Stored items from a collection
++++++++++

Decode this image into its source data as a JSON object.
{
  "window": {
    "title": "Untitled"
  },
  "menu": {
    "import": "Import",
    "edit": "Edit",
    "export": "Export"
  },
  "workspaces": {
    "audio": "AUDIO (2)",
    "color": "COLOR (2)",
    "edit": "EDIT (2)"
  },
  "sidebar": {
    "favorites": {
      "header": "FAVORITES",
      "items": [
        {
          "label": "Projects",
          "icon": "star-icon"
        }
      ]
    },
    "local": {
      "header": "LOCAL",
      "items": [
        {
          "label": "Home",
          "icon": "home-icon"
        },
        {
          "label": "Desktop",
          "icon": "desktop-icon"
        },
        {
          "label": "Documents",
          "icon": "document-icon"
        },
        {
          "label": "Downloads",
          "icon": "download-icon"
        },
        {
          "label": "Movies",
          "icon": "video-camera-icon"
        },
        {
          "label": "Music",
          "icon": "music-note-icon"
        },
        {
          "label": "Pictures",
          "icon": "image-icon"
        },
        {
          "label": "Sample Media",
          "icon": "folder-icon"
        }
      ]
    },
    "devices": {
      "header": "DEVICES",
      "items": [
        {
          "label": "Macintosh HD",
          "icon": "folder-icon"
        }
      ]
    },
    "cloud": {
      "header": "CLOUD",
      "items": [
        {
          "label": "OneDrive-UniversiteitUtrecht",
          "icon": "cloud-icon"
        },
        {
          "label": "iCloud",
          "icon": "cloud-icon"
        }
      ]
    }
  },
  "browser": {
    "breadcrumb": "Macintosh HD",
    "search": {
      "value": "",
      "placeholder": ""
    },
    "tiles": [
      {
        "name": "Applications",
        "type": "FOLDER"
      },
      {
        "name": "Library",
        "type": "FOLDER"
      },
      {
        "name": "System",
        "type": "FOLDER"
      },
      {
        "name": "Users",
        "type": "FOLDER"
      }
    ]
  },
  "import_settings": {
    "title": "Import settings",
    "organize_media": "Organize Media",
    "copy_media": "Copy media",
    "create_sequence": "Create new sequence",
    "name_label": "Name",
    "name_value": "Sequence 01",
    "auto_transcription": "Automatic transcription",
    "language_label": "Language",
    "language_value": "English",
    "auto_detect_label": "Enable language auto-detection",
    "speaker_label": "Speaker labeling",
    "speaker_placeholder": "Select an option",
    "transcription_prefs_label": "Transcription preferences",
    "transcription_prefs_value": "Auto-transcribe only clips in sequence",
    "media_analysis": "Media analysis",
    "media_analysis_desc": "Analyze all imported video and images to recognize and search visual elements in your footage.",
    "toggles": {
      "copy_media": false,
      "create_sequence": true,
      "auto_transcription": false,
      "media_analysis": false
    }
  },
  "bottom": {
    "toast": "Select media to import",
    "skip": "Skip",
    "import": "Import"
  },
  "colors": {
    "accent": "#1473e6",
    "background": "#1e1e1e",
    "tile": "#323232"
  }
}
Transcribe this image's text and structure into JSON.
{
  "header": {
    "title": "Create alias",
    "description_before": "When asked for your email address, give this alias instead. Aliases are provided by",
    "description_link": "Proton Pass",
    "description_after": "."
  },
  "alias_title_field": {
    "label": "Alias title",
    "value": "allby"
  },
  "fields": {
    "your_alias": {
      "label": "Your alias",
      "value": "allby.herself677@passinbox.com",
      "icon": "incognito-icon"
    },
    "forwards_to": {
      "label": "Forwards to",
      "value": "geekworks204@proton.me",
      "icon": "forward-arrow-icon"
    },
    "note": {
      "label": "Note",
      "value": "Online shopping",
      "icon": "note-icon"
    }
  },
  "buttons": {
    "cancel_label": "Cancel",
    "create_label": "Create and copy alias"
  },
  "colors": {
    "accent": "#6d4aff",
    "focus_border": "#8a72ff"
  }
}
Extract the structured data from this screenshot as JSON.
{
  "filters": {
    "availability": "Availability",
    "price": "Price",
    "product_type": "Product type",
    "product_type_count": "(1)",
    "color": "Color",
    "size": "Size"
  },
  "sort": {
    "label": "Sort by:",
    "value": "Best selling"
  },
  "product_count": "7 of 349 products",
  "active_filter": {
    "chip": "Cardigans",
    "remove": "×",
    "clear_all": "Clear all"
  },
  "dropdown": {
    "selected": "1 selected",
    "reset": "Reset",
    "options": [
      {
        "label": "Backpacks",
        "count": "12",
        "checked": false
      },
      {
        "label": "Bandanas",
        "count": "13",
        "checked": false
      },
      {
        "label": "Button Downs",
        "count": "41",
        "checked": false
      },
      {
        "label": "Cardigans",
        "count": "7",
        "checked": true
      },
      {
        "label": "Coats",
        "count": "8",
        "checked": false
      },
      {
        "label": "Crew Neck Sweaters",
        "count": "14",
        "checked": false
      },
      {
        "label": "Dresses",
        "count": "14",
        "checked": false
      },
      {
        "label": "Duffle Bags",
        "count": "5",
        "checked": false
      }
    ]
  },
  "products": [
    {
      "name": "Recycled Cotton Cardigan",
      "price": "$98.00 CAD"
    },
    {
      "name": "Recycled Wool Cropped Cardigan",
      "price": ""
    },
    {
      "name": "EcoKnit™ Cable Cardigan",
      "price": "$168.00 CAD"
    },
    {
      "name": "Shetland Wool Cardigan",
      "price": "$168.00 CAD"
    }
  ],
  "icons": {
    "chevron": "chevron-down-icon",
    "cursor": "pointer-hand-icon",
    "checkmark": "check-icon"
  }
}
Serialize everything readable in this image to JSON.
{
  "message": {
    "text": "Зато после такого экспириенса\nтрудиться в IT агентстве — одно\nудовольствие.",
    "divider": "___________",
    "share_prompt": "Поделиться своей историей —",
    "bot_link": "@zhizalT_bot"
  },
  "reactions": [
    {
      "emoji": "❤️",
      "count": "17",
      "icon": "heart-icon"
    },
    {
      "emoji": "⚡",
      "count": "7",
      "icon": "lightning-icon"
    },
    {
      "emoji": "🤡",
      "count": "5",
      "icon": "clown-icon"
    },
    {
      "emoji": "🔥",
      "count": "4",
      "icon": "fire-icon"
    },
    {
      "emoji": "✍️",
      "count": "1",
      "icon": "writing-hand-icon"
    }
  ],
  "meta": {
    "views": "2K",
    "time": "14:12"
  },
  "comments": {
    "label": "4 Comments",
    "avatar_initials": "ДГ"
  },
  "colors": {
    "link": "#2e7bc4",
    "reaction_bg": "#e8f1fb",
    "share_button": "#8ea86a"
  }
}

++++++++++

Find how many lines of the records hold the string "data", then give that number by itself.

2